House and Senate leaders are writing a drought relief bill that would pay up to $100,000 on farm losses and try to help farmers and farm towns survive the credit crunch of a disastrous year, lawmakers said Friday.

Senate Agriculture Committee Chairman Patrick Leahy, D-Vt., said he will try to get the bill through his committee as quickly as possible. Congressional aides said there may be an attempt for House and Senate passage before the end of next week."The important thing for people to remember is, we will not foreclose hope," Leahy said in a brief Senate speech in which he described attempts to write identical House and Senate bills. "We will give hope. And we will give a reason for tens of thousands of ranchers and farmers to stay in business."

Agriculture Secretary Richard Lyng said the proposal outlined on Capitol Hill "is not so far off from my thinking" but more study was needed before the administation would decide whether to back it.

"It's responsive. It needs a lot of flesh to be put on the bones," Lyng said.

According to a draft version of the legislation and interviews with staff workers who asked not to be identified, disaster payments to farmers would be based on a percentage - not yet set - of their losses. Steps would be taken to adjust payments to reflect any crop subsidy payments already given to farmers.

"There's a lot of details to be worked out. It's going to be a long weekend," said one Senate Agriculture Committee aide.
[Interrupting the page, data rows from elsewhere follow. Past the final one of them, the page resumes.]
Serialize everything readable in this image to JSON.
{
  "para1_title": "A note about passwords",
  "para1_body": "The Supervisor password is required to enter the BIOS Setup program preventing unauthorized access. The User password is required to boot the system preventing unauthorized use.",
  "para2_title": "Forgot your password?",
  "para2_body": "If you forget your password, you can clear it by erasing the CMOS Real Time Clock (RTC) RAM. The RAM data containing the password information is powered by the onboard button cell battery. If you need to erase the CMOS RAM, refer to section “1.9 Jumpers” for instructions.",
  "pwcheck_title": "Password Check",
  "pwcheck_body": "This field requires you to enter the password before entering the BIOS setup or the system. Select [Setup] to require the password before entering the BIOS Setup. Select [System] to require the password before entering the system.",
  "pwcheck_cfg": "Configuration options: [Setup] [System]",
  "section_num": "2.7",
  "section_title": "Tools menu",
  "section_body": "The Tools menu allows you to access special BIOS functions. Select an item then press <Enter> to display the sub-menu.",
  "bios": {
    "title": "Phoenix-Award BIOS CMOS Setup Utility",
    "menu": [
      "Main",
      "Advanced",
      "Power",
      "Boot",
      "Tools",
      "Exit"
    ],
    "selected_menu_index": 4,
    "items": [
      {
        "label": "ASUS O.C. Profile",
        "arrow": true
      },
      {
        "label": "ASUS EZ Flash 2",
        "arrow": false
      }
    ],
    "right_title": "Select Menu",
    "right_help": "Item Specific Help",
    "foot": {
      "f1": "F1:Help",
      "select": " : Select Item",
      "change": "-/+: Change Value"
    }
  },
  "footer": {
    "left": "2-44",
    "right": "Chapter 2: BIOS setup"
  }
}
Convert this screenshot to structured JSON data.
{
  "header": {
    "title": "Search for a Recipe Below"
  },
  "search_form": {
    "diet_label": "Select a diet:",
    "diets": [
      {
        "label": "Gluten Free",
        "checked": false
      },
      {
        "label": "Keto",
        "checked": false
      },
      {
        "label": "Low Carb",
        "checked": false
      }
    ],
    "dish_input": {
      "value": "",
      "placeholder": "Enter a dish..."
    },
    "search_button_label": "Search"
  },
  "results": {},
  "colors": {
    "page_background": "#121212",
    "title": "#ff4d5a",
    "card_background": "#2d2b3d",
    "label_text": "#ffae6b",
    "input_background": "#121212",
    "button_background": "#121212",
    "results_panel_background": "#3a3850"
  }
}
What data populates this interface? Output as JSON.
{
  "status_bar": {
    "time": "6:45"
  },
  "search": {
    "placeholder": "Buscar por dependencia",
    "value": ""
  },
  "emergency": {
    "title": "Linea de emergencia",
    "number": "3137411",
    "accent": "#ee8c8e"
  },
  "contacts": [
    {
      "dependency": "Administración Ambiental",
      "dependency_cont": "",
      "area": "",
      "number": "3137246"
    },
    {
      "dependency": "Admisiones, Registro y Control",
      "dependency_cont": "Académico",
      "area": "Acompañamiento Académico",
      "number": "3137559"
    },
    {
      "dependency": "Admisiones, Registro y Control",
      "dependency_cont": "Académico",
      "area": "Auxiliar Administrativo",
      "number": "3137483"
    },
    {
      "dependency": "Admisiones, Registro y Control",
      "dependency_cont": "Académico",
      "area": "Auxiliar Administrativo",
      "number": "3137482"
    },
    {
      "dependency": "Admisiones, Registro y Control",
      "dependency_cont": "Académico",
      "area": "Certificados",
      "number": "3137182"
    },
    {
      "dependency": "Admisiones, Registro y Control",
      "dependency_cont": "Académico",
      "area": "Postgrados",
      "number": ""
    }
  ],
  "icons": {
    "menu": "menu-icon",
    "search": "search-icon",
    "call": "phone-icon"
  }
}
No cost estimates were available for the proposal. One staff worker said cost calculations would be made during the weekend.